China’s recent economic revolution tends to dominate media coverage these days, but it is to experiences the country’s rich cultural legacy that most people still visit.
From the Great Wall and Forbidden City to the water towns of Shanghai, this heritage is most manifest in the wealth of monuments surviving from China’s illustrious past. Recent decades have also seen the appearance of some fabulous museums, many of them built to house treasures unearthed in the building boom of the early 21st century. You only have to see the ornate chariot burials of the Yellow River settlements, or the amazing ritual objects created 32 centuries ago by bronze casters in Sichuan to appreciate the extraordinary sophistication and technological prowess of ancient Chinese culture.
Religious life is thriving once again, too, and some of our favourite places to experience traditional China are the sacred mountains of Song Shan, Emei Shan and Huang Shan – all of them encrusted in ornate Taoist and Buddhist shrines whose incense-filled interiors writhe with polychrome deities and dragons amid landscapes of great beauty.
In the cities, we recommend clients try to experience local performing arts whenever possible – traditional circus, acrobatics, Chinese opera and shadow puppetry are still very popular.
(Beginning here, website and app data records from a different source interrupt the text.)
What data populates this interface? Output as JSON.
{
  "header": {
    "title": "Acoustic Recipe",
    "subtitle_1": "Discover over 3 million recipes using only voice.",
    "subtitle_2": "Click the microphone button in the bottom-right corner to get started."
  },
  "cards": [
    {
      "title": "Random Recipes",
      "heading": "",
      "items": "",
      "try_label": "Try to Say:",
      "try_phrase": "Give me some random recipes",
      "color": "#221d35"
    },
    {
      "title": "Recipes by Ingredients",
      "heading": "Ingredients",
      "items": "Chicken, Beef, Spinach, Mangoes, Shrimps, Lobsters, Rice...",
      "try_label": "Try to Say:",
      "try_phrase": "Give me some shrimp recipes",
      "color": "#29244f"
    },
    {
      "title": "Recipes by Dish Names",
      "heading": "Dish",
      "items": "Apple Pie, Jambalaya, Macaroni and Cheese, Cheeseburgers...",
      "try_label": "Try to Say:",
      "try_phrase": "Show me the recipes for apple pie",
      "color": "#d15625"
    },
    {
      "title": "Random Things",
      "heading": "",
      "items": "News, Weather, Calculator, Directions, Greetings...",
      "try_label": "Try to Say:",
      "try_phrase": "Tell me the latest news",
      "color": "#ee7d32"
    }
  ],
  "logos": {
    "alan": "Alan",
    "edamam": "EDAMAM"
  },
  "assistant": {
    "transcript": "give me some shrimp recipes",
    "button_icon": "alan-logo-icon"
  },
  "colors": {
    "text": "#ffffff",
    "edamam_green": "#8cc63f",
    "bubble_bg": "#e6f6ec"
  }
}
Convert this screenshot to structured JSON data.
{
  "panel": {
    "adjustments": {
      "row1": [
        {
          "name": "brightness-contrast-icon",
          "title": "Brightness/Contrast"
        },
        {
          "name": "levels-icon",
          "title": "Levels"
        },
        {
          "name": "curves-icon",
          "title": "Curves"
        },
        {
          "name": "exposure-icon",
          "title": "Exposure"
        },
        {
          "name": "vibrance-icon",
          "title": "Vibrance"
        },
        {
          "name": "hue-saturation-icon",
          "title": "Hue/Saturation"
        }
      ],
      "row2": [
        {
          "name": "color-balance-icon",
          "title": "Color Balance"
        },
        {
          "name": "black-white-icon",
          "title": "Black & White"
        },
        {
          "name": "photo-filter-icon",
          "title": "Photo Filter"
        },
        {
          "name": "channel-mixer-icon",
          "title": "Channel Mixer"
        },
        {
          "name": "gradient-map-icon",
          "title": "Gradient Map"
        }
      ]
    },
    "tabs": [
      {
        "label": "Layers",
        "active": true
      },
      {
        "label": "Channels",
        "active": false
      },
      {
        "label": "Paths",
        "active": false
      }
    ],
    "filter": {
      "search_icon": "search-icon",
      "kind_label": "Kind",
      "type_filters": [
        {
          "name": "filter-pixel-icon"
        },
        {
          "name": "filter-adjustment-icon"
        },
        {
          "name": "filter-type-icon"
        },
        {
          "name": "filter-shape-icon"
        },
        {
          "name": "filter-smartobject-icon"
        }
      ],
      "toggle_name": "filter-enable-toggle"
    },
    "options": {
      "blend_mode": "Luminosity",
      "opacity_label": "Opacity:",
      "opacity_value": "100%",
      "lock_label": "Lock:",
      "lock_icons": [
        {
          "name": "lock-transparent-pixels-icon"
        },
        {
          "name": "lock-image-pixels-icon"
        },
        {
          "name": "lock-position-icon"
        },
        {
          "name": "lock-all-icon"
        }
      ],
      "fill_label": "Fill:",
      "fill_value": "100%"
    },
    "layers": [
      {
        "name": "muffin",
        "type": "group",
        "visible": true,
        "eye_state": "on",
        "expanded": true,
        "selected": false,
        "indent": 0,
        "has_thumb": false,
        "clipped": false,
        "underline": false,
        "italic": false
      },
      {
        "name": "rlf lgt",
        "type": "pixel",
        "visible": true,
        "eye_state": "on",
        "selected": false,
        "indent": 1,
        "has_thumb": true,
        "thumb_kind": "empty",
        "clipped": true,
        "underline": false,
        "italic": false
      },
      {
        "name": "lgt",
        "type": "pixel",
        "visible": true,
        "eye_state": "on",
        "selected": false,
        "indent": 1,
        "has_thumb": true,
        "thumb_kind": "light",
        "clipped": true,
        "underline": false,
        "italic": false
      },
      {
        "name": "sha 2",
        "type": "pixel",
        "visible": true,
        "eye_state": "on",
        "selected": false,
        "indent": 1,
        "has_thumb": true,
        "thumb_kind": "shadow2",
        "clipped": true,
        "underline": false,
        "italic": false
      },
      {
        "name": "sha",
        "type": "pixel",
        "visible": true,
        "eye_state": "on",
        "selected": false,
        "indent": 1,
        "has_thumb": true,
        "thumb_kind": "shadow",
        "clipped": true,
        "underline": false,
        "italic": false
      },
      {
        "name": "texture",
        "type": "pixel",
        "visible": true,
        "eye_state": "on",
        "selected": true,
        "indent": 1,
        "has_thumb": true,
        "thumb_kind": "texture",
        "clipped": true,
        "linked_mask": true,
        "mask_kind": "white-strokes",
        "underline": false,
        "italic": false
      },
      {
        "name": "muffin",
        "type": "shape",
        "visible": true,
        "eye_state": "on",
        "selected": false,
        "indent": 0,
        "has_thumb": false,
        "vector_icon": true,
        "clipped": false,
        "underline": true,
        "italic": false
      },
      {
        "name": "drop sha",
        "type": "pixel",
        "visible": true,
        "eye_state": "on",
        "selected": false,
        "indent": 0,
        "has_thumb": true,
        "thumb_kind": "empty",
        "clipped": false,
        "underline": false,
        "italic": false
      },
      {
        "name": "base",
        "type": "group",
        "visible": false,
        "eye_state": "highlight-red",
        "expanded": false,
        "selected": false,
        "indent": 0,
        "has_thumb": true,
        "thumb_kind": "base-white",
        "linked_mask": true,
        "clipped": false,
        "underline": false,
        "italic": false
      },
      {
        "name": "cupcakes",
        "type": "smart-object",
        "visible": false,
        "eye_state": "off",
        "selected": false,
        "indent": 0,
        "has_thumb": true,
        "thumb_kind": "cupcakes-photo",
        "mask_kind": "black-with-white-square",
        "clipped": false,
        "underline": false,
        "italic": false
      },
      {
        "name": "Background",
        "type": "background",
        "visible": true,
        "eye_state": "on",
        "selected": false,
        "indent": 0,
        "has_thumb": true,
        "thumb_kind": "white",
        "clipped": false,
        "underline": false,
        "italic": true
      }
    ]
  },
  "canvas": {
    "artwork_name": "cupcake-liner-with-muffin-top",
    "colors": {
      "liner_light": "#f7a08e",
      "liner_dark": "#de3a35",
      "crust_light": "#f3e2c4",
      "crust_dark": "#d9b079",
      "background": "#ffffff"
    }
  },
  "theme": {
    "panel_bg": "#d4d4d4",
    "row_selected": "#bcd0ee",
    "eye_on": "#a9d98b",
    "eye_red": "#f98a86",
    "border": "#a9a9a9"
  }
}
While in the southwest, the villages, architecture, costumes, music and dance of China’s ethnic minorities provide a compelling reason to venture off the beaten track.